“The child that Catherine delivered that night is my child.”


“A son.  She said he is beautiful.”

“Where is he?”

“He was taken, by the man that held Catherine all this time.”

Father sat down stiffly.  “How did you find Catherine, Vincent?”

Vincent began to pace.  “I thought our Bond had returned.  I felt something and it drew me to her, to that rooftop.  But when I arrived, the helicopter was leaving.  I thought it was taking her from me again, but then I turned and saw her.  I've been thinking on this Father.  I think what I've been feeling is our son.”

“Do you sense him all the time?”

“If I concentrate on it.  But, sometimes the feeling increases; it comes in waves and then is quiet again.  However, it is getting stronger, as he is getting stronger.”

“Do you think you could find him again?”
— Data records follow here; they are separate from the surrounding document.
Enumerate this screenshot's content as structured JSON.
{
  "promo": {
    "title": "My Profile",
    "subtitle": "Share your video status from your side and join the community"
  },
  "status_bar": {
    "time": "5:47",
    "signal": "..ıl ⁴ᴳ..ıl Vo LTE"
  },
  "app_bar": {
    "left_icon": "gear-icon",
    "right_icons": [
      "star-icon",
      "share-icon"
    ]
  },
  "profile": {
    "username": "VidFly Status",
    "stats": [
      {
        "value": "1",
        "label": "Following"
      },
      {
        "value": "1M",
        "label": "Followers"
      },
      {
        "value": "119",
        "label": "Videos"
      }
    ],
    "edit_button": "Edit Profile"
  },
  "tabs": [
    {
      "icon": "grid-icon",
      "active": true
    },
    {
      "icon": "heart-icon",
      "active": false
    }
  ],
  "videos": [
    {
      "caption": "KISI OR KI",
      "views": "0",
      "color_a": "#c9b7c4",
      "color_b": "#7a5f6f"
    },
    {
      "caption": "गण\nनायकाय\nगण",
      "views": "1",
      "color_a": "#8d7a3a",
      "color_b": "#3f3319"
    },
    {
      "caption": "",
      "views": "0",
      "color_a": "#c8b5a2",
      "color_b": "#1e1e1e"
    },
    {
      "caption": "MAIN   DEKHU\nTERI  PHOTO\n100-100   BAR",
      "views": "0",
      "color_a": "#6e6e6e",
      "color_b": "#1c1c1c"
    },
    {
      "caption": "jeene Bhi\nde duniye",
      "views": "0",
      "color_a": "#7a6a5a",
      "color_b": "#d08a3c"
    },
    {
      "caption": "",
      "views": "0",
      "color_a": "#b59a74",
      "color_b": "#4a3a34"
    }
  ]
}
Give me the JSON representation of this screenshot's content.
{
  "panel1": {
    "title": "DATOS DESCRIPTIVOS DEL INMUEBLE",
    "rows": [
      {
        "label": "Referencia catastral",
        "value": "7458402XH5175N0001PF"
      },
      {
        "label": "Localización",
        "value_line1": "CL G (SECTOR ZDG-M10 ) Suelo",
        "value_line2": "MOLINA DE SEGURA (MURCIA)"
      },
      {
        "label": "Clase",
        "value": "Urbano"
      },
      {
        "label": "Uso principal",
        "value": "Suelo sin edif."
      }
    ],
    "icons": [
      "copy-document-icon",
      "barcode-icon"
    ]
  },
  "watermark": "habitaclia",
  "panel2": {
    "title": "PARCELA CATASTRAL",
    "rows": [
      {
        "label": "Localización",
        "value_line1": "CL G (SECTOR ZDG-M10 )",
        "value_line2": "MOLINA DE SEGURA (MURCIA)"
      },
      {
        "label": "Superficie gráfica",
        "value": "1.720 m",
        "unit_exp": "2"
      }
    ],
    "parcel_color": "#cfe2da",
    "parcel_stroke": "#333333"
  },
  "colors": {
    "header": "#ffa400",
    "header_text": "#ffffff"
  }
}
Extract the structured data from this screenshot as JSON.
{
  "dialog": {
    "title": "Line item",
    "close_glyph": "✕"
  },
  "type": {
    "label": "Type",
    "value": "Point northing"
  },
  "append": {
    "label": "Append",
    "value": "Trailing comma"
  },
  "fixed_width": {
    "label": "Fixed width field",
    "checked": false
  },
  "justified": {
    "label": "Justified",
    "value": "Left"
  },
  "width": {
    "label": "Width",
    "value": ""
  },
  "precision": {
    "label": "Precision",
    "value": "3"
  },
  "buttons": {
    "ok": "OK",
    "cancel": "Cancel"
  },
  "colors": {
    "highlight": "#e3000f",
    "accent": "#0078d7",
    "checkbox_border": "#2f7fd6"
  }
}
“It was so strong that night, the night he was born.”

“The trauma of birth.”

“Yes, it hasn't felt that strong since.”

“Well, in a way, that is a good thing.  He is well and safe, despite being cared for a by a madman.”

“I'm torn, Father.  I still have no sense of Catherine.  I know where she is and if there is any change, Peter will contact us immediately, but I do not feel at ease unless I am near her.  And then there is the child, my sense of him is pulling me.”


“I am not sure and so I remain here.”

Father reached up and patted Vincent's arm.  “I think we should get Catherine settled here Below.  When she is here, where you can be sure she is safe, and healthy, then you can go find your son.”

“But, Father,” Vincent protested.  “He is out there, alone, without his parents.”

“Vincent, if he were ill or injured or in immediate danger, you would know.  This man kept Catherine because he wanted the baby.  He meant to kill her after she delivered.  He will keep your son safe, at least for now.”


Next Section